Crows: an aceart bookwork including the works of Marian Butler, April Hickox, Joanne Bristol, Karilee Fuglem, Sheila Spence, Susan Mills, Dagmar Dahle, Candace Savage
December 16, 2001
a response to the exhibition by Jen Loewen
I find myself thinking about crow.
Crow weaves its way in and out of the world. Making its place, it meanders between not-quite-welcome and outcast. A carrion bird who likes to play with shiny objects. It sees opportunity when others would only see death and collects insignificance for reasons only it can know. Crow builds its life, moment to moment, around that which is present. This is its energy.
Weather Vane: curated by Marian Butler
December 12 – December 15, 2001
a response to the exhibition by Alissa York
“What’s it like out?” we ask. And, literally speaking, the weather is just that — out, the prevailing conditions beyond our bodies (and our buildings, those bodily extensions within which we dwell).
But we all know there’s more to it than that. Continue reading
send + receive festival of sound : Steve Heimbecker, Diane Landry and CinDy
October 16 – October 20, 2001
a response to the exhibition by Steve Bates
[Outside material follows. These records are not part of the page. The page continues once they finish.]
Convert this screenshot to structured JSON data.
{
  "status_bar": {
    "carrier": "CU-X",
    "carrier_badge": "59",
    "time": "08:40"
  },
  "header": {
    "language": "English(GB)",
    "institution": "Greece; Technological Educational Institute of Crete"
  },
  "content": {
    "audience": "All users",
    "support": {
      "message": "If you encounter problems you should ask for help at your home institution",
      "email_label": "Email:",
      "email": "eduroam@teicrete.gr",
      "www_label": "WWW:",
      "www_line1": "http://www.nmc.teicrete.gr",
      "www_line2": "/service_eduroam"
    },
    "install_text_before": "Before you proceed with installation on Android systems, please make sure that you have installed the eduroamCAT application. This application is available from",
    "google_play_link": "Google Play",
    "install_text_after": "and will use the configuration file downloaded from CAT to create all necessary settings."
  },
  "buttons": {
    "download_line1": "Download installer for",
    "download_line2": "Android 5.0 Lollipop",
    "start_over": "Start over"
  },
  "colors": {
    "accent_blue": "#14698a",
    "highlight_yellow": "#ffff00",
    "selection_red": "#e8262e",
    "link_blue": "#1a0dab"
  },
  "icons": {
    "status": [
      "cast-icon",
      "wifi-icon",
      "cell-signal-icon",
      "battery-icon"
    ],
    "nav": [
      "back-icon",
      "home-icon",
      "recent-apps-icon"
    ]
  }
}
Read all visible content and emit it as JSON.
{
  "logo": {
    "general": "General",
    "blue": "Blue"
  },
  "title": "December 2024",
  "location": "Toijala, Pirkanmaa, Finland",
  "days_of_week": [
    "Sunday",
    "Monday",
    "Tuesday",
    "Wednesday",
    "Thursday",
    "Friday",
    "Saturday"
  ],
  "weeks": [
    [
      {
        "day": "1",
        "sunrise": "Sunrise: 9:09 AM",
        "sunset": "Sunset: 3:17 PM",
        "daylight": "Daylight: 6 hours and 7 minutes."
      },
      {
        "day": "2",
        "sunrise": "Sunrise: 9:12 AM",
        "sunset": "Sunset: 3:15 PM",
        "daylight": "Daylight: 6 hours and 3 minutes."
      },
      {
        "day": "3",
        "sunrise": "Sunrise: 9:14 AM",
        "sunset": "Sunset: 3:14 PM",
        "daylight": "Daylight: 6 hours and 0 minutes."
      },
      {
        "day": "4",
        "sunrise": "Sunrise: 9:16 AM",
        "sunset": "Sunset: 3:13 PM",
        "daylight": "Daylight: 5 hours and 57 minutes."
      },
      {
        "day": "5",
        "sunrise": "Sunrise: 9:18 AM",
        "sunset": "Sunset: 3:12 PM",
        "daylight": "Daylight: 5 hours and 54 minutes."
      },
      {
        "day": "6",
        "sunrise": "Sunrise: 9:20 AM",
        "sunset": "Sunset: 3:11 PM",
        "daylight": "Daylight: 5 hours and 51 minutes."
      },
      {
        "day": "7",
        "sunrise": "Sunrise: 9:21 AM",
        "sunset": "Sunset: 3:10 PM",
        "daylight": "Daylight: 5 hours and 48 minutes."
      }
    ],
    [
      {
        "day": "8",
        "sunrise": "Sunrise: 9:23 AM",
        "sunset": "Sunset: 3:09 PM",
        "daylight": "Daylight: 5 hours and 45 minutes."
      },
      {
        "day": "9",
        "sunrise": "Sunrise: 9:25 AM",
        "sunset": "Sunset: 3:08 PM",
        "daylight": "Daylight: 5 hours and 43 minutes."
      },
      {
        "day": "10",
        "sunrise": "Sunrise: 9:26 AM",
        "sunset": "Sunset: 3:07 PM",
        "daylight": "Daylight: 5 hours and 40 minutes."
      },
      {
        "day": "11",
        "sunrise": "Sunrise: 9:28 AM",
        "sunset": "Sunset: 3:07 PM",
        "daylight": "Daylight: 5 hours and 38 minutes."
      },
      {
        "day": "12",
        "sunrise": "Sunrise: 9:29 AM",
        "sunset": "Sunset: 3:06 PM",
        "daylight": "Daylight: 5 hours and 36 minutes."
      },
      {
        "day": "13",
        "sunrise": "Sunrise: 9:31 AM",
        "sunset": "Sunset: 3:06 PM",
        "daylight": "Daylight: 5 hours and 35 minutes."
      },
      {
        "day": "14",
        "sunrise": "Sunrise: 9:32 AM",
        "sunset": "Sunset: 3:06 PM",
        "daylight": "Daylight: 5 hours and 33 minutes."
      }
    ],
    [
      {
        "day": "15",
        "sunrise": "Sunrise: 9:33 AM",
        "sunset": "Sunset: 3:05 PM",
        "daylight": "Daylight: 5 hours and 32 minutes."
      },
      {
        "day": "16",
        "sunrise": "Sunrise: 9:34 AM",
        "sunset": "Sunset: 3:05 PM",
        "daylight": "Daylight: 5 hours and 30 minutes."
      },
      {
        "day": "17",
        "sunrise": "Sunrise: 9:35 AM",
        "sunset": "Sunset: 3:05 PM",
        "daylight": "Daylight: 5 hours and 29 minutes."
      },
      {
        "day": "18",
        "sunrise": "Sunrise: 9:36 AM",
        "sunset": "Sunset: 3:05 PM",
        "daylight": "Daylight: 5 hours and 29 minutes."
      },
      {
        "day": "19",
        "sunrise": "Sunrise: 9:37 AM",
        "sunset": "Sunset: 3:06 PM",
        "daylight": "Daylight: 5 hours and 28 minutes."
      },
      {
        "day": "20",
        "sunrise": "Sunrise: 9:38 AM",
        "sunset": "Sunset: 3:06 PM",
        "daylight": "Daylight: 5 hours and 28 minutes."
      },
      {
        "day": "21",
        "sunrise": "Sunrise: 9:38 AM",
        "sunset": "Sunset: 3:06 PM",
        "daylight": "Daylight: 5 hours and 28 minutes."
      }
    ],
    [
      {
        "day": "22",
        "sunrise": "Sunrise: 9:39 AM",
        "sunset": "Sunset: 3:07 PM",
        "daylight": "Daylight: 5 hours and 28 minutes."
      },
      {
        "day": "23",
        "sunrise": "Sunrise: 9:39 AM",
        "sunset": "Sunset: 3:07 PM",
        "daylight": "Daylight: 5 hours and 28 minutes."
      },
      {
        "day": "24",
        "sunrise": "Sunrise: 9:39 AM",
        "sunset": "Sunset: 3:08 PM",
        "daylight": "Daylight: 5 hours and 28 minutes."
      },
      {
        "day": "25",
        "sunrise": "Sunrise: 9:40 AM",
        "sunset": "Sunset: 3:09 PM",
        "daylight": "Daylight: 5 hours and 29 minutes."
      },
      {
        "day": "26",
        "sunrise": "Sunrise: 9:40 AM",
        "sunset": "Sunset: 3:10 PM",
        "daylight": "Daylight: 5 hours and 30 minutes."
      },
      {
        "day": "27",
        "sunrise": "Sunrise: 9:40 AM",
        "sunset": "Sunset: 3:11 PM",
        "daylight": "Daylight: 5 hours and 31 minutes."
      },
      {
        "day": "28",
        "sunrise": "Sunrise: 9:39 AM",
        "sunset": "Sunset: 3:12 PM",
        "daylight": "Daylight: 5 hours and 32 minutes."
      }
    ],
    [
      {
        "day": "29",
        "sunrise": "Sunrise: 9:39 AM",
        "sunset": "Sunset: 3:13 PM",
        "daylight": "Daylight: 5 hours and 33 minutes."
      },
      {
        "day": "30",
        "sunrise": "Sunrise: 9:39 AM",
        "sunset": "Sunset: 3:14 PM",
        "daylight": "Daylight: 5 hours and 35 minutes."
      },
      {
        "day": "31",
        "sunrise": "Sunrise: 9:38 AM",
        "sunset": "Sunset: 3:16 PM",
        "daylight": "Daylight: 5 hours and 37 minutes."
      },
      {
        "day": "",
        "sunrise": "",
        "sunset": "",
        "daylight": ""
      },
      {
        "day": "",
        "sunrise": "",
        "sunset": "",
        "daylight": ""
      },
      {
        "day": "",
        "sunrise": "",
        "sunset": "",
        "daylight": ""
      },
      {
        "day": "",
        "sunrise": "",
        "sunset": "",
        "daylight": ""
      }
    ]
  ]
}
There are always challenges associated with hosting send + receive, although 2001 was particularly acute. Having just emerged from the chaos and turmoil of September 11 and its dramatic and far-reaching repercussions, send + receive
Much of the activity around last year’s festival was hosted by ace teetered on the edge of cancellation.artinc. and included, among others, Québécois artist Diane Landry. Landry’s sensitive, playful and poetic work was exhibited earlier in the month as part of Québéque ! New York. Held in New York City and featuring the work of numerous Québécois artists, this group exhibition was located in various galleries around what became known as Ground Zero. The piece Landry was originally scheduled to install during send + receive lay silent under a coating of dust, residue from the Trade Tower collapse.
École d’Aviation / Flying School: Diane Landry
October 14 – November 10, 2001
a response to the exhibition by Rodney LaTourelle
“And for everything which is visible there is a copy of that which is hidden.” –Gary Hill
A kind of trance is induced as soon as one hears the faint whistling and begins to sense the slow, sure motions of Diane Landry’s installation, École d’aviation (Flying School). If you are trying to quit smoking, it may be hard to bear.
how are things? Stairwell Installation Project #3: Michael Dumontier and Tom Elliott
March 23 – April 21, 2001
a response to the exhibition by Kevin Matthews
Between the world that is and anything else is imagination, to navigate and render conceivable. Here the compass is largely created by the mechanisms of poetry – analogy is how we provoke this mechanism into revolution; it is what How are things? ultimately pokes at with its own means.
moving: Doug Melnyk
March 23 – April 21, 2001
a response to the exhibition by Shawna Dempsey
It is a laughable irony that we struggle so hard to create images and shapes which move and provoke our audiences, when we all know that nothing is more beautiful or challenging than the myriad of forms found in nature, not the least of which are our own narcissistically fascinating, endlessly varied and magnificently finely-wrought bodies. The fantastic artwork of evolution leaves us all in the dust, imitators at best. Nothing we can build, paint or perform comes close to skin against skin, an animal’s gait, a hand, a paw, a smile, yet we cannot resist echoing the process that brought us here. Each artist struggles to make something new; make something better. Within us explode big bangs of creation, ideas demanding to be built, painted and performed, evolutions which we ink onto paper. We refine these generations of thought and image, make them relevant to our time and place. The resulting ideas change and move continuously, moving us (as people and artists) forward.
trace: Leah Decter
January 19 – February 17, 2001
a response to the exhibition by Lori Fontaine
upon entering, i am drawn to the left – a long wall running the length of the gallery, broken by 3 pillars. here, evenly spaced, are 21 “tooth boxes”. within each meticulously-framed square is a single tooth, sculpted and then cast in lead, apparently suspended in space – held fast by a horizontal lead post.